Canopus, Lepus, Orion, and Canis from BL Royal 13 A XI, f. 111
Drawings of a man with water flowing from his mouth, a leaping rabbit, a man with a sword, and a dog, representing the constellations Canopus, Lepus, Orion, and Canis. Image taken from f. 111 of Miscellany works on Computus and astrology. Written in Latin.
The BL Royal Manuscript Collection, also known as the Royal Collection, consists of over 2,000 manuscripts that were once owned by the British monarchs, including English and later British kings and queens from the late 12th to the 19th centuries. These manuscripts are notable for their historical and artistic value.
The collection was initially stored in various royal libraries and palaces, such as the Tower of London and Westminster Palace. During the English Civil War in the 17th century and the subsequent Interregnum, many royal treasures, including manuscripts, were dispersed and sold. Some manuscripts were lost, destroyed, or ended up in private hands.

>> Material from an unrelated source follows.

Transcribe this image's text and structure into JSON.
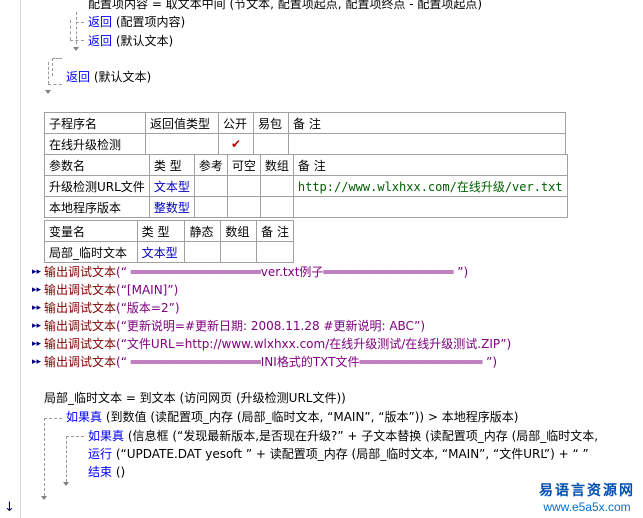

In 1757, King George II donated the Old Royal Library to the British Museum (which later became the British Library), where the manuscripts were integrated into the museum's collections. This marked the formal establishment of the Royal Manuscript Collection within the British Museum.